Highway traffic blocked after Whiskey Creek gas station erupts into flames

Helen Austin performing with Trent Freeman at the 2018 Vancouver Island MusicFest. Austin is one of the many performers listed for the 2021 event.
Vancouver Island MusicFest goes virtual for 2021

Black Press to stream 25 hours of programming July 9-11

Greater father involvement in the home leads to improved childhood development and increased marital satisfaction, says expert. (Black Press Media file photo)
Vancouver Island researcher finds lack of father involvement a drag on gender equality

Working women still taking on most child and household duties in Canada: UVic professor

FILE – A science class at L.A. Matheson Secondary in Surrey, B.C. on March 12, 2021. (Lauren Collins/Surrey Now Leader)
Teachers’ union wants more COVID transmission data as B.C. prepares for back-to-school

BCTF says that details will be important as province works on plan for September

Provincial health officer Dr. Bonnie Henry outlines B.C.’s COVID-19 restart plan, May 25, 2021, including larger gatherings and a possible easing of mandatory masks on July 1. (B.C. government photo)
B.C. records 120 new COVID-19 cases, second vaccines accelerating

Lower Pfizer deliveries for early July, Moderna shipments up

A Heffley Creek peacock caught not one - but two - lifts on a logging truck this month. (Photo submitted)
Heffley Creek-area peacock hops logging trucks in search of love

Peacock hitched two lifts in the past month

The Calgary skyline is seen on Friday, Sept. 15, 2017. THE CANADIAN PRESS/Jeff McIntosh
2 deaths from COVID-19 Delta variant in Alberta, 1 patient was fully immunized

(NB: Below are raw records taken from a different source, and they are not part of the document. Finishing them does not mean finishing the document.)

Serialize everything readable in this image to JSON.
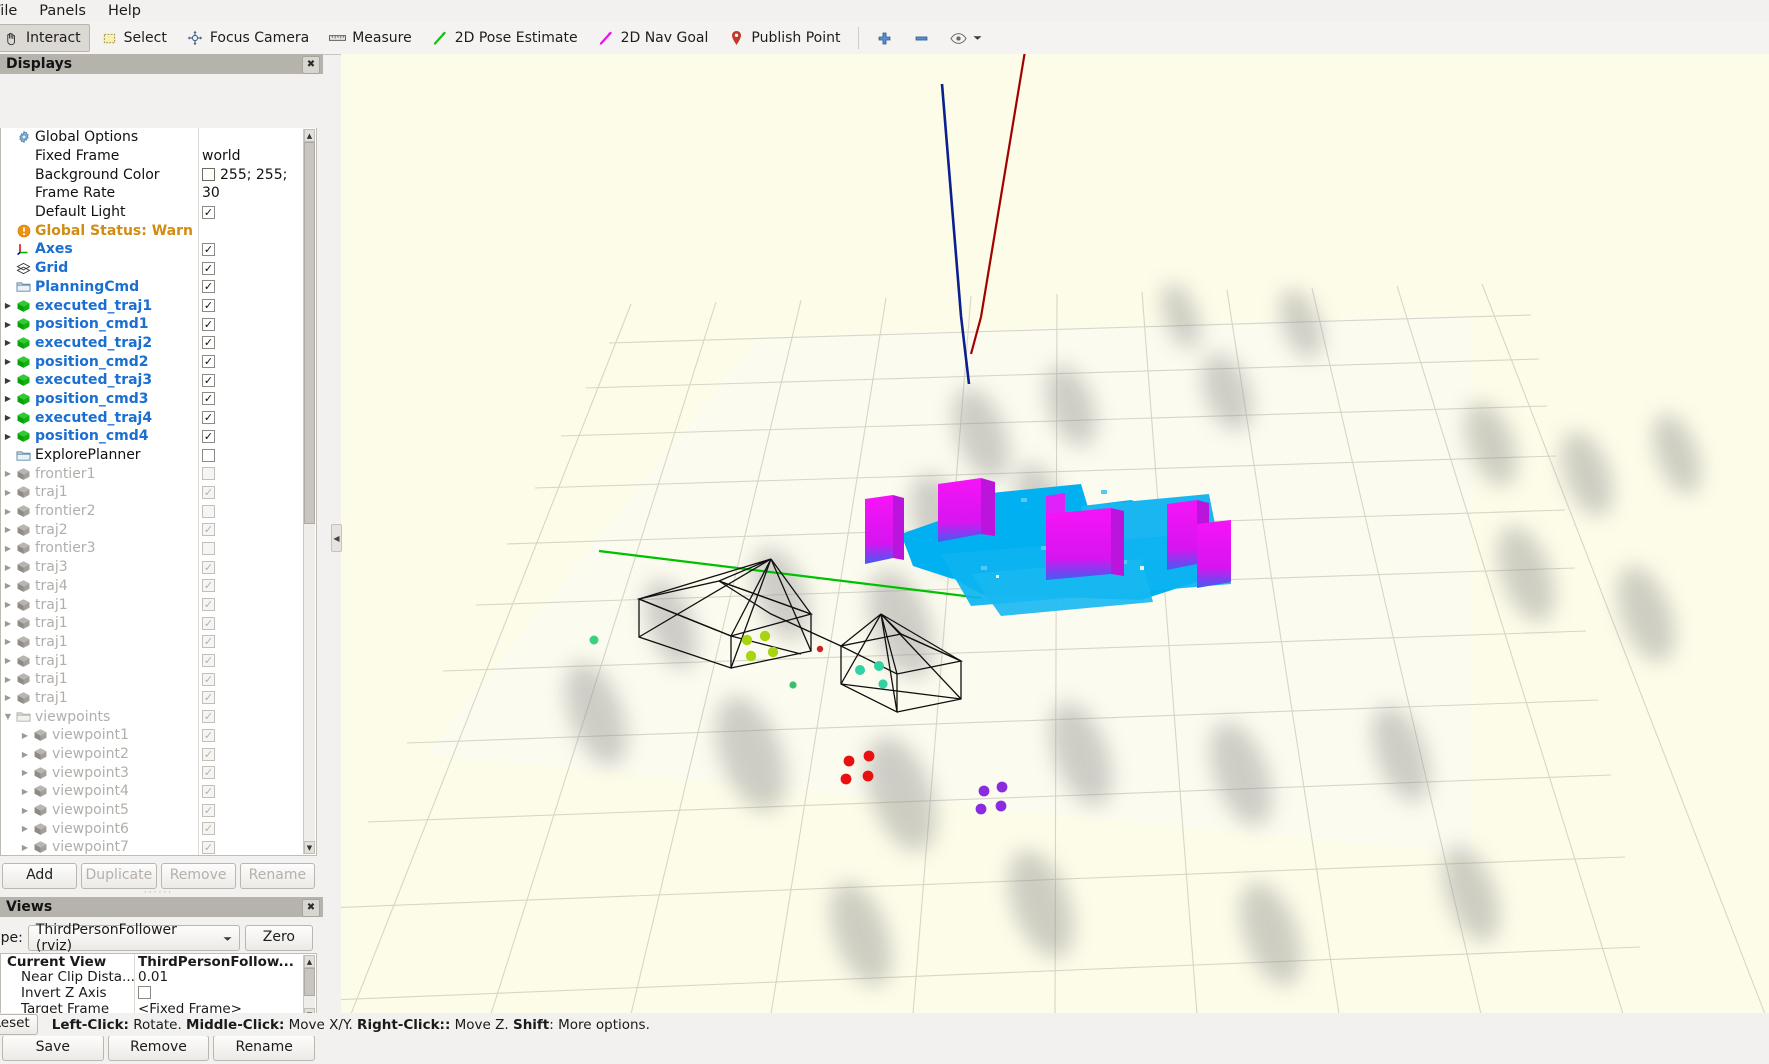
{
  "menu": {
    "items": [
      {
        "label": "File",
        "mnemonic": "F"
      },
      {
        "label": "Panels",
        "mnemonic": "P"
      },
      {
        "label": "Help",
        "mnemonic": "H"
      }
    ]
  },
  "toolbar": {
    "buttons": [
      {
        "label": "Interact",
        "icon": "hand-interact-icon",
        "active": true
      },
      {
        "label": "Select",
        "icon": "dashed-square-select-icon",
        "active": false
      },
      {
        "label": "Focus Camera",
        "icon": "focus-crosshair-icon",
        "active": false
      },
      {
        "label": "Measure",
        "icon": "ruler-icon",
        "active": false
      },
      {
        "label": "2D Pose Estimate",
        "icon": "green-arrow-icon",
        "active": false
      },
      {
        "label": "2D Nav Goal",
        "icon": "magenta-arrow-icon",
        "active": false
      },
      {
        "label": "Publish Point",
        "icon": "map-pin-icon",
        "active": false
      }
    ],
    "extra": [
      {
        "icon": "plus-icon",
        "label": "+"
      },
      {
        "icon": "minus-icon",
        "label": "-"
      },
      {
        "icon": "eye-icon",
        "label": "eye"
      },
      {
        "icon": "chevron-down-icon",
        "label": "more"
      }
    ]
  },
  "displays_panel": {
    "title": "Displays",
    "close_label": "✖",
    "rows": [
      {
        "label": "Global Options",
        "icon": "gear-icon",
        "style": "plain",
        "indent": 0,
        "arrow": "none",
        "control": "none"
      },
      {
        "label": "Fixed Frame",
        "icon": "none",
        "style": "plain",
        "indent": 1,
        "arrow": "none",
        "control": "text",
        "value": "world"
      },
      {
        "label": "Background Color",
        "icon": "none",
        "style": "plain",
        "indent": 1,
        "arrow": "none",
        "control": "color",
        "value": "255; 255;",
        "color": "#fffffa"
      },
      {
        "label": "Frame Rate",
        "icon": "none",
        "style": "plain",
        "indent": 1,
        "arrow": "none",
        "control": "text",
        "value": "30"
      },
      {
        "label": "Default Light",
        "icon": "none",
        "style": "plain",
        "indent": 1,
        "arrow": "none",
        "control": "check"
      },
      {
        "label": "Global Status: Warn",
        "icon": "warning-icon",
        "style": "warn",
        "indent": 0,
        "arrow": "none",
        "control": "none"
      },
      {
        "label": "Axes",
        "icon": "axes-icon",
        "style": "blue",
        "indent": 0,
        "arrow": "none",
        "control": "check"
      },
      {
        "label": "Grid",
        "icon": "grid-icon",
        "style": "blue",
        "indent": 0,
        "arrow": "none",
        "control": "check"
      },
      {
        "label": "PlanningCmd",
        "icon": "folder-icon",
        "style": "blue",
        "indent": 0,
        "arrow": "none",
        "control": "check"
      },
      {
        "label": "executed_traj1",
        "icon": "green-cube-icon",
        "style": "blue",
        "indent": 1,
        "arrow": "right",
        "control": "check"
      },
      {
        "label": "position_cmd1",
        "icon": "green-cube-icon",
        "style": "blue",
        "indent": 1,
        "arrow": "right",
        "control": "check"
      },
      {
        "label": "executed_traj2",
        "icon": "green-cube-icon",
        "style": "blue",
        "indent": 1,
        "arrow": "right",
        "control": "check"
      },
      {
        "label": "position_cmd2",
        "icon": "green-cube-icon",
        "style": "blue",
        "indent": 1,
        "arrow": "right",
        "control": "check"
      },
      {
        "label": "executed_traj3",
        "icon": "green-cube-icon",
        "style": "blue",
        "indent": 1,
        "arrow": "right",
        "control": "check"
      },
      {
        "label": "position_cmd3",
        "icon": "green-cube-icon",
        "style": "blue",
        "indent": 1,
        "arrow": "right",
        "control": "check"
      },
      {
        "label": "executed_traj4",
        "icon": "green-cube-icon",
        "style": "blue",
        "indent": 1,
        "arrow": "right",
        "control": "check"
      },
      {
        "label": "position_cmd4",
        "icon": "green-cube-icon",
        "style": "blue",
        "indent": 1,
        "arrow": "right",
        "control": "check"
      },
      {
        "label": "ExplorePlanner",
        "icon": "folder-icon",
        "style": "plain",
        "indent": 0,
        "arrow": "none",
        "control": "uncheck"
      },
      {
        "label": "frontier1",
        "icon": "gray-cube-icon",
        "style": "dim",
        "indent": 1,
        "arrow": "right-dim",
        "control": "uncheck-dim"
      },
      {
        "label": "traj1",
        "icon": "gray-cube-icon",
        "style": "dim",
        "indent": 1,
        "arrow": "right-dim",
        "control": "check-dim"
      },
      {
        "label": "frontier2",
        "icon": "gray-cube-icon",
        "style": "dim",
        "indent": 1,
        "arrow": "right-dim",
        "control": "uncheck-dim"
      },
      {
        "label": "traj2",
        "icon": "gray-cube-icon",
        "style": "dim",
        "indent": 1,
        "arrow": "right-dim",
        "control": "check-dim"
      },
      {
        "label": "frontier3",
        "icon": "gray-cube-icon",
        "style": "dim",
        "indent": 1,
        "arrow": "right-dim",
        "control": "uncheck-dim"
      },
      {
        "label": "traj3",
        "icon": "gray-cube-icon",
        "style": "dim",
        "indent": 1,
        "arrow": "right-dim",
        "control": "check-dim"
      },
      {
        "label": "traj4",
        "icon": "gray-cube-icon",
        "style": "dim",
        "indent": 1,
        "arrow": "right-dim",
        "control": "check-dim"
      },
      {
        "label": "traj1",
        "icon": "gray-cube-icon",
        "style": "dim",
        "indent": 1,
        "arrow": "right-dim",
        "control": "check-dim"
      },
      {
        "label": "traj1",
        "icon": "gray-cube-icon",
        "style": "dim",
        "indent": 1,
        "arrow": "right-dim",
        "control": "check-dim"
      },
      {
        "label": "traj1",
        "icon": "gray-cube-icon",
        "style": "dim",
        "indent": 1,
        "arrow": "right-dim",
        "control": "check-dim"
      },
      {
        "label": "traj1",
        "icon": "gray-cube-icon",
        "style": "dim",
        "indent": 1,
        "arrow": "right-dim",
        "control": "check-dim"
      },
      {
        "label": "traj1",
        "icon": "gray-cube-icon",
        "style": "dim",
        "indent": 1,
        "arrow": "right-dim",
        "control": "check-dim"
      },
      {
        "label": "traj1",
        "icon": "gray-cube-icon",
        "style": "dim",
        "indent": 1,
        "arrow": "right-dim",
        "control": "check-dim"
      },
      {
        "label": "viewpoints",
        "icon": "folder-dim-icon",
        "style": "dim",
        "indent": 1,
        "arrow": "down-dim",
        "control": "check-dim"
      },
      {
        "label": "viewpoint1",
        "icon": "gray-cube-icon",
        "style": "dim",
        "indent": 2,
        "arrow": "right-dim",
        "control": "check-dim"
      },
      {
        "label": "viewpoint2",
        "icon": "gray-cube-icon",
        "style": "dim",
        "indent": 2,
        "arrow": "right-dim",
        "control": "check-dim"
      },
      {
        "label": "viewpoint3",
        "icon": "gray-cube-icon",
        "style": "dim",
        "indent": 2,
        "arrow": "right-dim",
        "control": "check-dim"
      },
      {
        "label": "viewpoint4",
        "icon": "gray-cube-icon",
        "style": "dim",
        "indent": 2,
        "arrow": "right-dim",
        "control": "check-dim"
      },
      {
        "label": "viewpoint5",
        "icon": "gray-cube-icon",
        "style": "dim",
        "indent": 2,
        "arrow": "right-dim",
        "control": "check-dim"
      },
      {
        "label": "viewpoint6",
        "icon": "gray-cube-icon",
        "style": "dim",
        "indent": 2,
        "arrow": "right-dim",
        "control": "check-dim"
      },
      {
        "label": "viewpoint7",
        "icon": "gray-cube-icon",
        "style": "dim",
        "indent": 2,
        "arrow": "right-dim",
        "control": "check-dim"
      }
    ],
    "buttons": [
      {
        "label": "Add",
        "enabled": true
      },
      {
        "label": "Duplicate",
        "enabled": false
      },
      {
        "label": "Remove",
        "enabled": false
      },
      {
        "label": "Rename",
        "enabled": false
      }
    ]
  },
  "views_panel": {
    "title": "Views",
    "close_label": "✖",
    "type_label": "Type:",
    "type_value": "ThirdPersonFollower (rviz)",
    "zero_label": "Zero",
    "properties": [
      {
        "key": "Current View",
        "value": "ThirdPersonFollow...",
        "control": "text",
        "header": true
      },
      {
        "key": "Near Clip Dista...",
        "value": "0.01",
        "control": "text",
        "header": false
      },
      {
        "key": "Invert Z Axis",
        "value": "",
        "control": "uncheck",
        "header": false
      },
      {
        "key": "Target Frame",
        "value": "<Fixed Frame>",
        "control": "text",
        "header": false
      }
    ],
    "buttons": [
      {
        "label": "Save"
      },
      {
        "label": "Remove"
      },
      {
        "label": "Rename"
      }
    ]
  },
  "status_bar": {
    "reset_label": "Reset",
    "hint_segments": [
      {
        "text": "Left-Click:",
        "bold": true
      },
      {
        "text": " Rotate. ",
        "bold": false
      },
      {
        "text": "Middle-Click:",
        "bold": true
      },
      {
        "text": " Move X/Y. ",
        "bold": false
      },
      {
        "text": "Right-Click::",
        "bold": true
      },
      {
        "text": " Move Z. ",
        "bold": false
      },
      {
        "text": "Shift",
        "bold": true
      },
      {
        "text": ": More options.",
        "bold": false
      }
    ]
  },
  "viewport": {
    "name": "3d-render-view",
    "background_color": "#fdfce9",
    "grid_color": "#d2d0c2",
    "scene_elements": {
      "pointcloud_primary_color": "#00b0f0",
      "pointcloud_secondary_color": "#f713f7",
      "trajectory_colors": [
        "#0b1f8f",
        "#a30000",
        "#00a000"
      ],
      "marker_colors": [
        "#e81010",
        "#8a2be2",
        "#a0d000",
        "#2fd2a0"
      ],
      "frustum_color": "#101010"
    }
  }
}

Kerry Williamson with Alberta Health Services says the patients likely acquired the virus in the hospital

Most Read